Most who demurred were women, a number of whom were more comfortable discussing gender biases than racial ones. The following conversations have been lightly edited for length and clarity. Regardless of the facts of the situation, I think that taking Why asian women are popular action and building that muscle is important. More recently, there are media portrayals of actual families who are loving and happy.
Being an athlete in college, I have found that to be very important. The stereotype that I run into the most with my own race is looking young.
I was 27 and had just started a new job, and I was introduced to the team as a new person. The implication that I might be in school signals that I might be less than professional.

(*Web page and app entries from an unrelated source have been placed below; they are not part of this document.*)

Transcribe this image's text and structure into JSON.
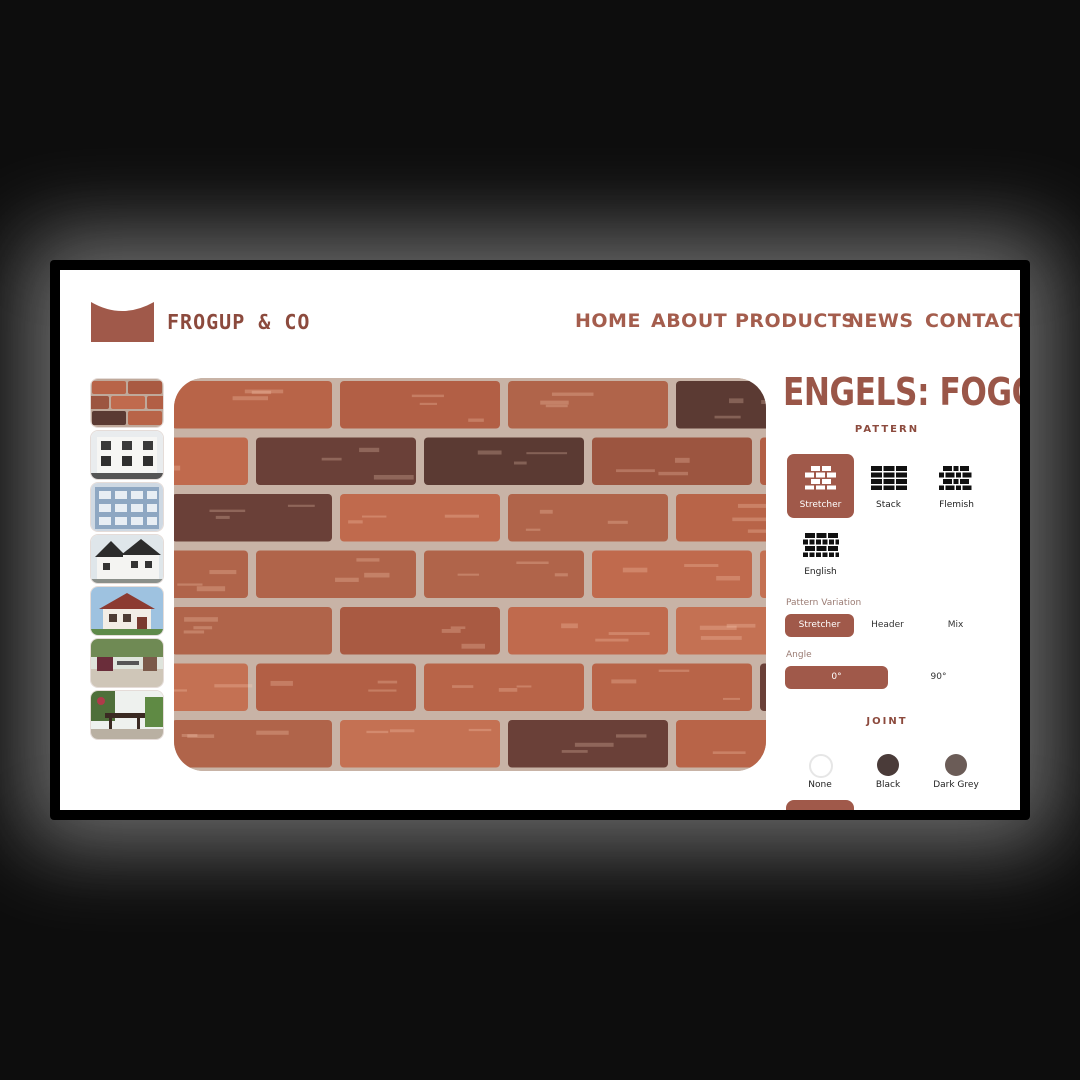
{
  "brand": {
    "name": "FROGUP & CO"
  },
  "nav": {
    "home": "HOME",
    "about": "ABOUT",
    "products": "PRODUCTS",
    "news": "NEWS",
    "contact": "CONTACT"
  },
  "product": {
    "title": "ENGELS: FOGO"
  },
  "pattern": {
    "heading": "PATTERN",
    "options": [
      "Stretcher",
      "Stack",
      "Flemish",
      "English"
    ],
    "selected": "Stretcher"
  },
  "pattern_variation": {
    "label": "Pattern Variation",
    "options": [
      "Stretcher",
      "Header",
      "Mix"
    ],
    "selected": "Stretcher"
  },
  "angle": {
    "label": "Angle",
    "options": [
      "0°",
      "90°"
    ],
    "selected": "0°"
  },
  "joint": {
    "heading": "JOINT",
    "options": [
      {
        "name": "None",
        "color": "#ffffff"
      },
      {
        "name": "Black",
        "color": "#4a3b39"
      },
      {
        "name": "Dark Grey",
        "color": "#6b5c57"
      }
    ]
  },
  "colors": {
    "accent": "#a0594a",
    "brand_text": "#8c4a3d",
    "brick": "#b25f45",
    "mortar": "#c8b3a6"
  },
  "thumbnails": [
    "brick-texture",
    "white-building",
    "blue-apartment",
    "white-house",
    "red-roof-house",
    "patio",
    "garden-terrace"
  ]
}
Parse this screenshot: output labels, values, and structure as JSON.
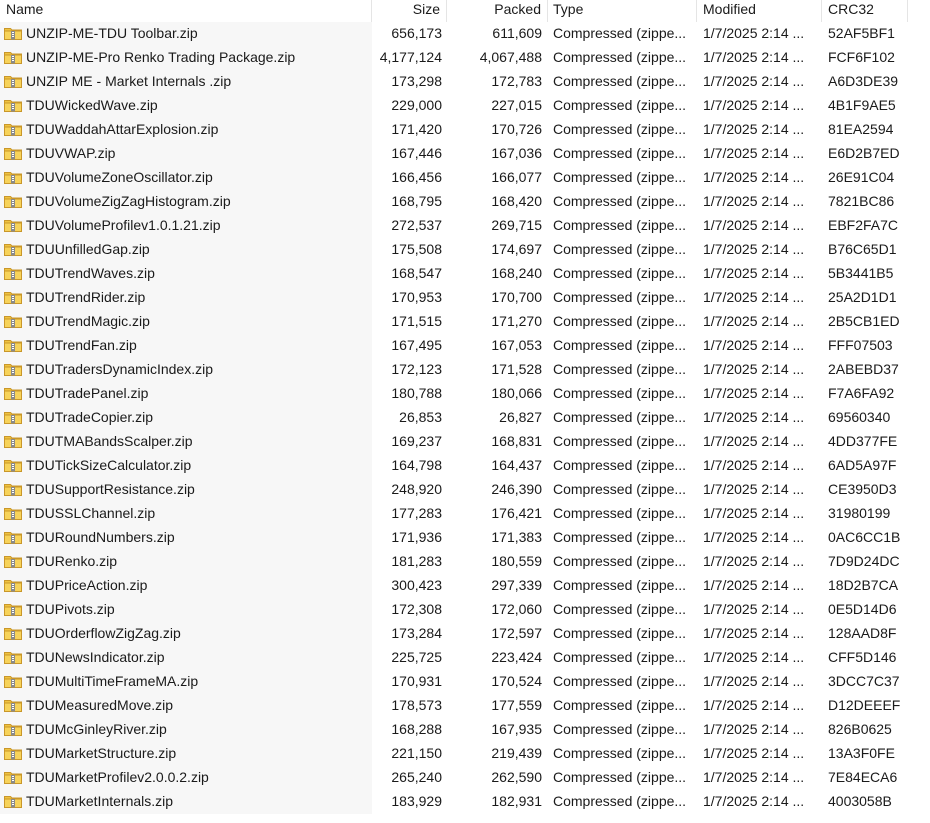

For Asian-American men, the leading stereotypes being good at math and being good with computers. But when you narrow that down to East Asian men, you are also pegged as quiet, shy, and for many, socially awkward.
What I really hope for is the freedom to be anything, and that each group gets the opportunity to speak their piece.
My experience mostly lies within the nuances of not meeting the stereotype of what people perceive every single Asian woman to be. I went to community college. With her husband Parag Chordia, Gupta cofounded the app developer Khu. My husband Parag and I would go in and pitch [Khu. They would always address Parag.
And if we go on vacation, I tan so fast and I get so dark. Sometimes when I talk, the look they have on their faces is a mixture of fear and confusion. I feel like I can generally find a way to be likable, but I very rarely feel accepted by the crew.
Maybe part of it is I keep putting myself in these positions to never be accepted. As a founder in Silicon Valley, I have all these relationships with investors and other founders.